» **WORK ORDER**: Every record below must be returned exactly as it was received.

--- START ---

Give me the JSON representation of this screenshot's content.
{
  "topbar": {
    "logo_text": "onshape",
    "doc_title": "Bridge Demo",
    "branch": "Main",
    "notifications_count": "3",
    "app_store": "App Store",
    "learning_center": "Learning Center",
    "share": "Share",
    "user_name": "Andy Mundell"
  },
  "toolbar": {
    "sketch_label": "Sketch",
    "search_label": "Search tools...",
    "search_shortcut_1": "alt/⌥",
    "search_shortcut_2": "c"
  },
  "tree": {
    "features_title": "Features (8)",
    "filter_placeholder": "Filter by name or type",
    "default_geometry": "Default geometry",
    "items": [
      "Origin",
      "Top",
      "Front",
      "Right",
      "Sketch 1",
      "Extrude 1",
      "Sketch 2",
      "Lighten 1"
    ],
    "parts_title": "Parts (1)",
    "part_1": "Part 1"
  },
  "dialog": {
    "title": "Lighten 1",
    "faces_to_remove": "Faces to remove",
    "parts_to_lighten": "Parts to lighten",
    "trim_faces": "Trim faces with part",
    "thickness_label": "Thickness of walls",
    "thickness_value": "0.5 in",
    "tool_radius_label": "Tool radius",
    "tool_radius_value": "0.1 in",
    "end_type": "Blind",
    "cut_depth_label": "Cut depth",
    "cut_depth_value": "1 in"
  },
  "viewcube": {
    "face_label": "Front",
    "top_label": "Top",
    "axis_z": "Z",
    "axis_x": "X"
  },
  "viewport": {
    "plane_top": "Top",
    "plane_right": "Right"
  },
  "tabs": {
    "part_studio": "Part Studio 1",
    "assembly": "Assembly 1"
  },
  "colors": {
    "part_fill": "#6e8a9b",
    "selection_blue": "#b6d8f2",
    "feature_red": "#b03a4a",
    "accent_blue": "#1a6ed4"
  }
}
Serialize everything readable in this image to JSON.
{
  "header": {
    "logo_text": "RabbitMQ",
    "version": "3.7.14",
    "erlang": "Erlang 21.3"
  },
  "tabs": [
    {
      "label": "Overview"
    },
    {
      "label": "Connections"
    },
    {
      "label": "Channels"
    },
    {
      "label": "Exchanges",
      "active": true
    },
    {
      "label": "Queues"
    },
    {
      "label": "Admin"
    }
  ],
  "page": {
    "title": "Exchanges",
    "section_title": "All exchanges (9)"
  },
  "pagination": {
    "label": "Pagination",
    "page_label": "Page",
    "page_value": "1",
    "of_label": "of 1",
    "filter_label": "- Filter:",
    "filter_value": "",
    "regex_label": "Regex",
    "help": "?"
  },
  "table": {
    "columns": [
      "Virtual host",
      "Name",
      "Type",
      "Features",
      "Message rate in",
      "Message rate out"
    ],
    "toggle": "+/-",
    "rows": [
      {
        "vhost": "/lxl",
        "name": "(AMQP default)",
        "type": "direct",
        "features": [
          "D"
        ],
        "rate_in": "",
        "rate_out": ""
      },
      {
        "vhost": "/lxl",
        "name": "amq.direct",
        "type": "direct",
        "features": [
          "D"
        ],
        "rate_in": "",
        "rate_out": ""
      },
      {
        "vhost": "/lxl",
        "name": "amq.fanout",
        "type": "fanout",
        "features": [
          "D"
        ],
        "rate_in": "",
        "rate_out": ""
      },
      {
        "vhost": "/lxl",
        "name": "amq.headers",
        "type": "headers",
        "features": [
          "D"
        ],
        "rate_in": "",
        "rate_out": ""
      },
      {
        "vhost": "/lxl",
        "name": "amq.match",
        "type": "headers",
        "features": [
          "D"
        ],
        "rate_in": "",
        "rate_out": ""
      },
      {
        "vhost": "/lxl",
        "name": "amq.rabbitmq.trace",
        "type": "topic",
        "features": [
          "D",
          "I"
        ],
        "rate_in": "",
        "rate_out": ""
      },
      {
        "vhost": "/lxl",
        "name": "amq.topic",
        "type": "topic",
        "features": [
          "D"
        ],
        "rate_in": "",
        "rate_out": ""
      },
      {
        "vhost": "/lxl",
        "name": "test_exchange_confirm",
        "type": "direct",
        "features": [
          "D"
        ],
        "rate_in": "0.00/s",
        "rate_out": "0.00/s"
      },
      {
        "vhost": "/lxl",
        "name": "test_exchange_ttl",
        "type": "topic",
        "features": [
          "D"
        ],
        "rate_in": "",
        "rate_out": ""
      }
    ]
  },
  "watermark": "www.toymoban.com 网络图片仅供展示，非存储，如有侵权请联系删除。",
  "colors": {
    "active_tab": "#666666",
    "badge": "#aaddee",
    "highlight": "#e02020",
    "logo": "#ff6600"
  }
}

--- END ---

» **COMPLETED TASK**:
Give me the JSON representation of this screenshot's content.
{
  "topbar": {
    "logo_text": "onshape",
    "doc_title": "Bridge Demo",
    "branch": "Main",
    "notifications_count": "3",
    "app_store": "App Store",
    "learning_center": "Learning Center",
    "share": "Share",
    "user_name": "Andy Mundell"
  },
  "toolbar": {
    "sketch_label": "Sketch",
    "search_label": "Search tools...",
    "search_shortcut_1": "alt/⌥",
    "search_shortcut_2": "c"
  },
  "tree": {
    "features_title": "Features (8)",
    "filter_placeholder": "Filter by name or type",
    "default_geometry": "Default geometry",
    "items": [
      "Origin",
      "Top",
      "Front",
      "Right",
      "Sketch 1",
      "Extrude 1",
      "Sketch 2",
      "Lighten 1"
    ],
    "parts_title": "Parts (1)",
    "part_1": "Part 1"
  },
  "dialog": {
    "title": "Lighten 1",
    "faces_to_remove": "Faces to remove",
    "parts_to_lighten": "Parts to lighten",
    "trim_faces": "Trim faces with part",
    "thickness_label": "Thickness of walls",
    "thickness_value": "0.5 in",
    "tool_radius_label": "Tool radius",
    "tool_radius_value": "0.1 in",
    "end_type": "Blind",
    "cut_depth_label": "Cut depth",
    "cut_depth_value": "1 in"
  },
  "viewcube": {
    "face_label": "Front",
    "top_label": "Top",
    "axis_z": "Z",
    "axis_x": "X"
  },
  "viewport": {
    "plane_top": "Top",
    "plane_right": "Right"
  },
  "tabs": {
    "part_studio": "Part Studio 1",
    "assembly": "Assembly 1"
  },
  "colors": {
    "part_fill": "#6e8a9b",
    "selection_blue": "#b6d8f2",
    "feature_red": "#b03a4a",
    "accent_blue": "#1a6ed4"
  }
}
Serialize everything readable in this image to JSON.
{
  "header": {
    "logo_text": "RabbitMQ",
    "version": "3.7.14",
    "erlang": "Erlang 21.3"
  },
  "tabs": [
    {
      "label": "Overview"
    },
    {
      "label": "Connections"
    },
    {
      "label": "Channels"
    },
    {
      "label": "Exchanges",
      "active": true
    },
    {
      "label": "Queues"
    },
    {
      "label": "Admin"
    }
  ],
  "page": {
    "title": "Exchanges",
    "section_title": "All exchanges (9)"
  },
  "pagination": {
    "label": "Pagination",
    "page_label": "Page",
    "page_value": "1",
    "of_label": "of 1",
    "filter_label": "- Filter:",
    "filter_value": "",
    "regex_label": "Regex",
    "help": "?"
  },
  "table": {
    "columns": [
      "Virtual host",
      "Name",
      "Type",
      "Features",
      "Message rate in",
      "Message rate out"
    ],
    "toggle": "+/-",
    "rows": [
      {
        "vhost": "/lxl",
        "name": "(AMQP default)",
        "type": "direct",
        "features": [
          "D"
        ],
        "rate_in": "",
        "rate_out": ""
      },
      {
        "vhost": "/lxl",
        "name": "amq.direct",
        "type": "direct",
        "features": [
          "D"
        ],
        "rate_in": "",
        "rate_out": ""
      },
      {
        "vhost": "/lxl",
        "name": "amq.fanout",
        "type": "fanout",
        "features": [
          "D"
        ],
        "rate_in": "",
        "rate_out": ""
      },
      {
        "vhost": "/lxl",
        "name": "amq.headers",
        "type": "headers",
        "features": [
          "D"
        ],
        "rate_in": "",
        "rate_out": ""
      },
      {
        "vhost": "/lxl",
        "name": "amq.match",
        "type": "headers",
        "features": [
          "D"
        ],
        "rate_in": "",
        "rate_out": ""
      },
      {
        "vhost": "/lxl",
        "name": "amq.rabbitmq.trace",
        "type": "topic",
        "features": [
          "D",
          "I"
        ],
        "rate_in": "",
        "rate_out": ""
      },
      {
        "vhost": "/lxl",
        "name": "amq.topic",
        "type": "topic",
        "features": [
          "D"
        ],
        "rate_in": "",
        "rate_out": ""
      },
      {
        "vhost": "/lxl",
        "name": "test_exchange_confirm",
        "type": "direct",
        "features": [
          "D"
        ],
        "rate_in": "0.00/s",
        "rate_out": "0.00/s"
      },
      {
        "vhost": "/lxl",
        "name": "test_exchange_ttl",
        "type": "topic",
        "features": [
          "D"
        ],
        "rate_in": "",
        "rate_out": ""
      }
    ]
  },
  "watermark": "www.toymoban.com 网络图片仅供展示，非存储，如有侵权请联系删除。",
  "colors": {
    "active_tab": "#666666",
    "badge": "#aaddee",
    "highlight": "#e02020",
    "logo": "#ff6600"
  }
}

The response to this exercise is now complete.